Monthly Archives: November 2017

Things that every poet is tired of hearing

That’s right, I’m going on a rant again – because everybody should do what they’re good at. Which brings me to today’s topic: Things that I as a creative writing student am absolutely tired of hearing.
There are these lines, repeated over and over again, sometimes by friends, often by family, mostly by acquaintances, always tedious. And, by the way: never funny.

Here’s what I mean:

North American Friend: So, how’s your studies going?

Me (refraining from correcting their English): Very stressful, there’s only two weeks left in the semester, and…

North American Friend: Ahh, c’mon, it can’t be that hard, it’s only writing, right? Don’t you mostly sit around and get drunk? That’s what being a writer is all about, I don’t think you’re doing it right!
One-sided laughter follows.
Maybe you should’ve went with a more challenging programme!

Me (now pissed and no longer seeing any reason to control my non-native grammatical arrogance): First of all, not your most original moment.

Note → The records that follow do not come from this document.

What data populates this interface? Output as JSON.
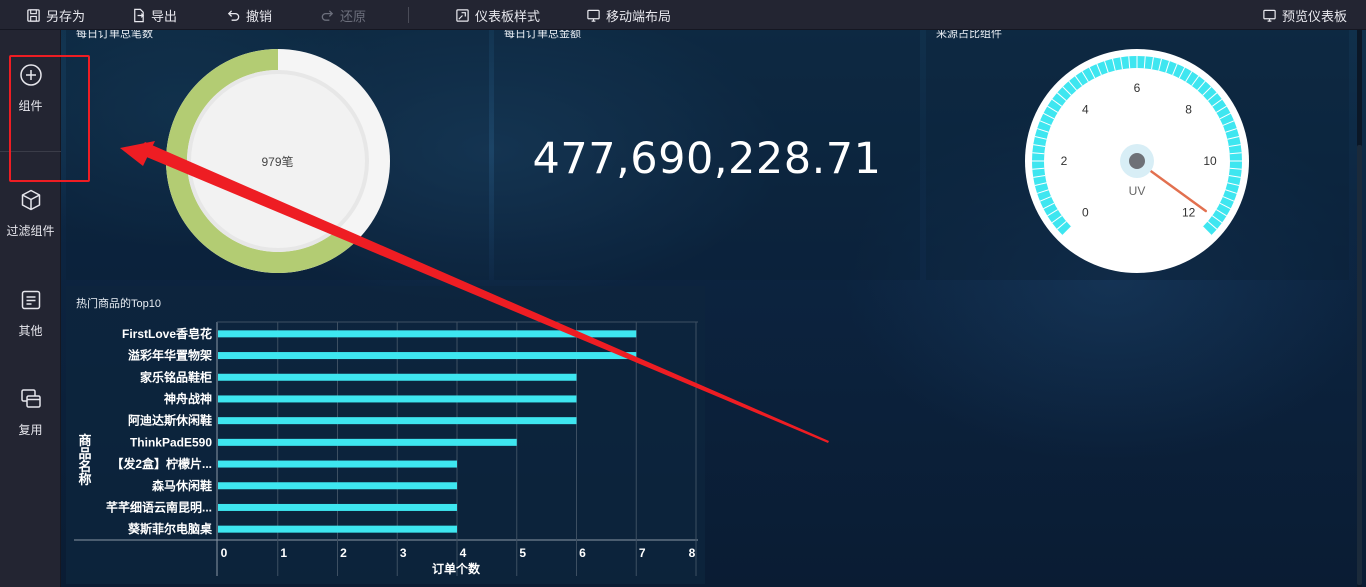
{
  "toolbar": {
    "save_as": "另存为",
    "export": "导出",
    "undo": "撤销",
    "redo": "还原",
    "dashboard_style": "仪表板样式",
    "mobile_layout": "移动端布局",
    "preview": "预览仪表板"
  },
  "sidebar": {
    "items": [
      {
        "label": "组件",
        "icon": "plus-circle-icon"
      },
      {
        "label": "过滤组件",
        "icon": "cube-icon"
      },
      {
        "label": "其他",
        "icon": "document-icon"
      },
      {
        "label": "复用",
        "icon": "copy-icon"
      }
    ]
  },
  "colors": {
    "annotation": "#ee1d23",
    "accent_cyan": "#3ee6f0",
    "ring_green": "#b3cc73",
    "needle": "#e2704f"
  },
  "widgets": {
    "orders": {
      "title": "每日订单总笔数",
      "center_value": "979笔",
      "fill_fraction": 0.62
    },
    "amount": {
      "title": "每日订单总金额",
      "value": "477,690,228.71"
    },
    "gauge": {
      "title": "来源占比组件",
      "center_label": "UV",
      "ticks": [
        "0",
        "2",
        "4",
        "6",
        "8",
        "10",
        "12"
      ],
      "min": 0,
      "max": 12,
      "value": 11.6
    }
  },
  "chart_data": {
    "type": "bar",
    "orientation": "horizontal",
    "title": "热门商品的Top10",
    "xlabel": "订单个数",
    "ylabel": "商品名称",
    "categories": [
      "FirstLove香皂花",
      "溢彩年华置物架",
      "家乐铭品鞋柜",
      "神舟战神",
      "阿迪达斯休闲鞋",
      "ThinkPadE590",
      "【发2盒】柠檬片...",
      "森马休闲鞋",
      "芊芊细语云南昆明...",
      "葵斯菲尔电脑桌"
    ],
    "values": [
      7,
      7,
      6,
      6,
      6,
      5,
      4,
      4,
      4,
      4
    ],
    "xlim": [
      0,
      8
    ],
    "xticks": [
      "0",
      "1",
      "2",
      "3",
      "4",
      "5",
      "6",
      "7",
      "8"
    ],
    "grid": true,
    "color": "#3ee6f0"
  }
}
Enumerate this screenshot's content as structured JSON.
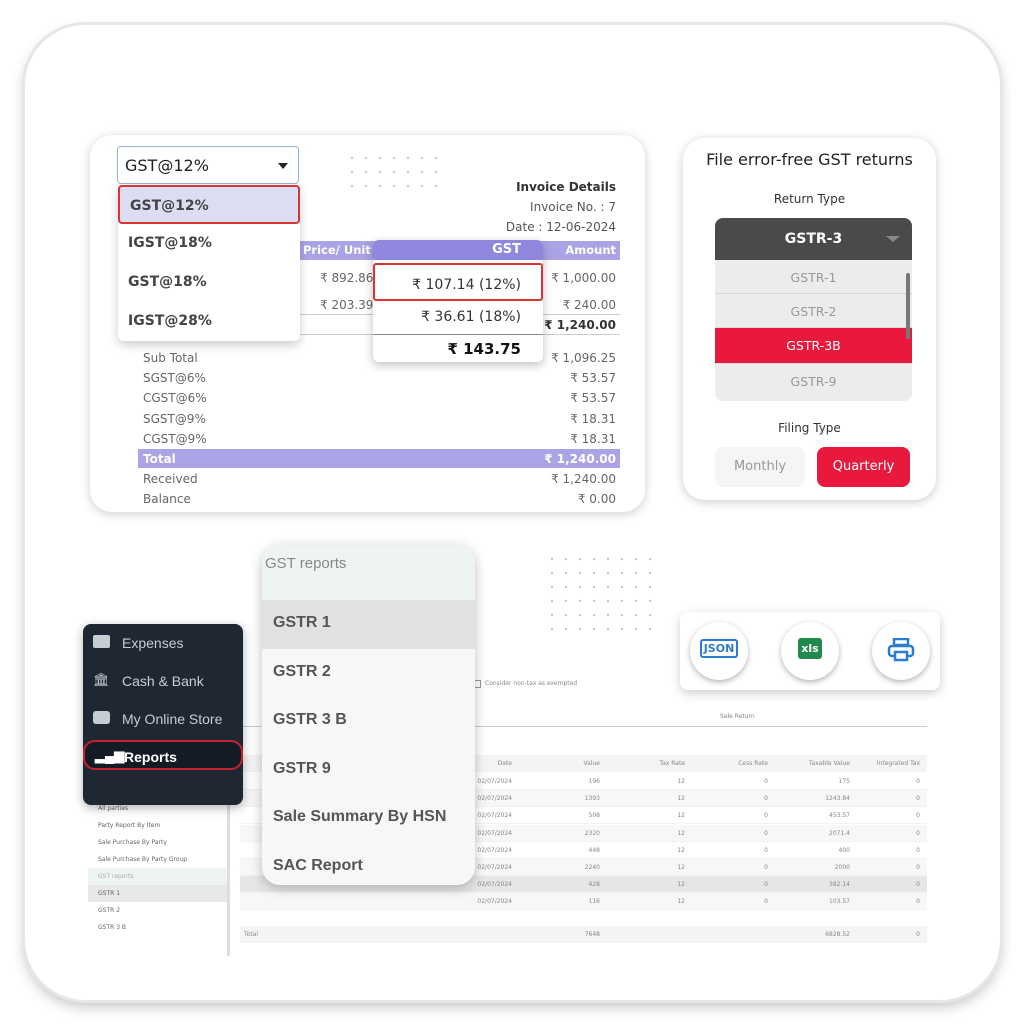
{
  "invoice": {
    "tax_select_value": "GST@12%",
    "tax_options": [
      "GST@12%",
      "IGST@18%",
      "GST@18%",
      "IGST@28%"
    ],
    "details_title": "Invoice Details",
    "invoice_no": "Invoice No. : 7",
    "date": "Date : 12-06-2024",
    "columns": {
      "price": "Price/ Unit",
      "gst": "GST",
      "amount": "Amount"
    },
    "items": [
      {
        "price": "₹ 892.86",
        "gst": "₹ 107.14 (12%)",
        "amount": "₹ 1,000.00"
      },
      {
        "price": "₹ 203.39",
        "gst": "₹ 36.61 (18%)",
        "amount": "₹ 240.00"
      }
    ],
    "items_total_amount": "₹ 1,240.00",
    "gst_total": "₹ 143.75",
    "summary": [
      {
        "label": "Sub Total",
        "value": "₹ 1,096.25"
      },
      {
        "label": "SGST@6%",
        "value": "₹ 53.57"
      },
      {
        "label": "CGST@6%",
        "value": "₹ 53.57"
      },
      {
        "label": "SGST@9%",
        "value": "₹ 18.31"
      },
      {
        "label": "CGST@9%",
        "value": "₹ 18.31"
      },
      {
        "label": "Total",
        "value": "₹ 1,240.00"
      },
      {
        "label": "Received",
        "value": "₹ 1,240.00"
      },
      {
        "label": "Balance",
        "value": "₹ 0.00"
      }
    ]
  },
  "returns": {
    "title": "File error-free GST returns",
    "return_type_label": "Return Type",
    "selected": "GSTR-3",
    "options": [
      "GSTR-1",
      "GSTR-2",
      "GSTR-3B",
      "GSTR-9"
    ],
    "highlighted": "GSTR-3B",
    "filing_type_label": "Filing Type",
    "monthly": "Monthly",
    "quarterly": "Quarterly",
    "accent": "#e8193c"
  },
  "gst_reports": {
    "title": "GST reports",
    "items": [
      "GSTR 1",
      "GSTR 2",
      "GSTR 3 B",
      "GSTR 9",
      "Sale Summary By HSN",
      "SAC Report"
    ]
  },
  "sidebar": {
    "items": [
      {
        "label": "Expenses",
        "icon": "wallet-icon"
      },
      {
        "label": "Cash & Bank",
        "icon": "bank-icon"
      },
      {
        "label": "My Online Store",
        "icon": "store-icon"
      },
      {
        "label": "Reports",
        "icon": "bar-chart-icon"
      }
    ]
  },
  "export": {
    "json": "JSON",
    "xls": "xls",
    "print": "print-icon"
  },
  "background_report": {
    "checkbox_label": "Consider non-tax as exempted",
    "tab": "Sale Return",
    "columns": [
      "Date",
      "Value",
      "Tax Rate",
      "Cess Rate",
      "Taxable Value",
      "Integrated Tax"
    ],
    "rows": [
      [
        "02/07/2024",
        "196",
        "12",
        "0",
        "175",
        "0"
      ],
      [
        "02/07/2024",
        "1393",
        "12",
        "0",
        "1243.84",
        "0"
      ],
      [
        "02/07/2024",
        "508",
        "12",
        "0",
        "453.57",
        "0"
      ],
      [
        "02/07/2024",
        "2320",
        "12",
        "0",
        "2071.4",
        "0"
      ],
      [
        "02/07/2024",
        "448",
        "12",
        "0",
        "400",
        "0"
      ],
      [
        "02/07/2024",
        "2240",
        "12",
        "0",
        "2000",
        "0"
      ],
      [
        "02/07/2024",
        "428",
        "12",
        "0",
        "382.14",
        "0"
      ],
      [
        "02/07/2024",
        "116",
        "12",
        "0",
        "103.57",
        "0"
      ]
    ],
    "total_label": "Total",
    "total_value": "7648",
    "total_taxable": "6828.52",
    "total_integrated": "0",
    "side_items": [
      "All parties",
      "Party Report By Item",
      "Sale Purchase By Party",
      "Sale Purchase By Party Group",
      "GST reports",
      "GSTR 1",
      "GSTR 2",
      "GSTR 3 B"
    ]
  }
}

Secondly, it’s “should have gone”. And lastly and FYI, we are all working our asses off!

North American Friend: Yeah, right. Why are you doing this anyways? You know, in order to be successful as a writer, you’d have to be, like, so lucky…

Me: Not lucky. Just good.

North American Friend: It’s so unlikely though, I mean, to make a living of it, you’d have to become a star or something!

Me: Maybe I will, maybe I won’t. At least I know I won’t ever have to get up in the morning thinking that I didn’t try. Or that I’m stuck in mediocrity doing something I loathe. How’s life as a nine-to-fiver?

North American silence.

 

 

Grandmother (translated from German): How are you doing with your studies, sweetheart?

Me: Well, it’s a lot of fun and very enriching, but there is also a lot of pressure.

Grandmother: Really? Do you have so many exams?

Me: Oma, I don’t have exams, I’m becoming a writer. I write.

Grandmother: Oh, well that doesn’t sound too bad…

Me: It’s not bad, it’s just very demanding.

Grandmother: And what exactly will you do with this degree when you’re done?

Me (after a deep, calming breath): I don’t need to know that yet, Oma, what matters is that this is what I want to do with my life. I have always wanted to write, you know that. I am doing it because I have no other choice if I want to be happy. I am doing it for very good reasons. Everything that I’ve done up until this point has been leading me here. There’s no turning back. I’m all in.

Grandmother: But you have such a good, useful degree, you could make more money in…

Me (interrupting, as I have heard this many too many times before): I’m not in it for the money, Oma, I’m in it for the challenge of my life. And for fulfilment.

German silence.

 

 

Acquaintance: So what do you study?

Me: Creative Writing. Postgrad.

Scottish silence.

Writing solo

It’s week nine and the pile of reading list books still doesn’t seem to be going anywhere. I’ve accepted now that reading only parts of books until week 12 is a perfectly reasonable thing to be doing at this late stage of the game.

The last few weeks have been particularly fun but full-on. We’ve had a Writers Read with Daniel Shand who talked to us about his brilliant debut novel, Fallow. We also had a great masterclass from Chris Arthur who talked to us about the essay and gave us a handful of writing exercises which were really helpful for getting started on our own attempts – finally the essay makes sense!

The Dundee Literary Festival also took place at the end of October. I only managed to get along to two events but I made two excellent choices! The first one was ‘Nasty Women’ featuring three contributors, Jen McGregor, Alice Tarbuck and Becca Inglis, who had written essays for 404 Ink’s sensational collection. Topics ranged from Courtney Love to birth control which made for a really interesting hour of conversation.

I also listened to Erland Clouston’s hilarious but fascinating insight into the life of Nan Shepherd, ‘Zen and the Art of Rucksack Maintenance’. I love Nan’s book The Living Mountain so I was pretty excited about this one but Erland, Nan’s literary executor and family friend, didn’t disappoint.

Last week, I made a trip up to Inverness to interview the very lovely, Cynthia Rogerson. I’d met Cynthia earlier in the year at Moniack Mhor but it was great to find out more about what brought her to the Highlands from California, and her process for writing wonderful novels.

I’ve been very conscious of the fast-approaching deadlines of weeks ten and twelve so this week I decided to take off to the Isle of Skye for a couple of days by myself – and what a productive few days they’ve been! It’s amazing how much more you can achieve when there’s no distractions of day-to-day life. Details of my escapades are on my personal blog and I certainly don’t think this will be the last time I take off on a solo adventure!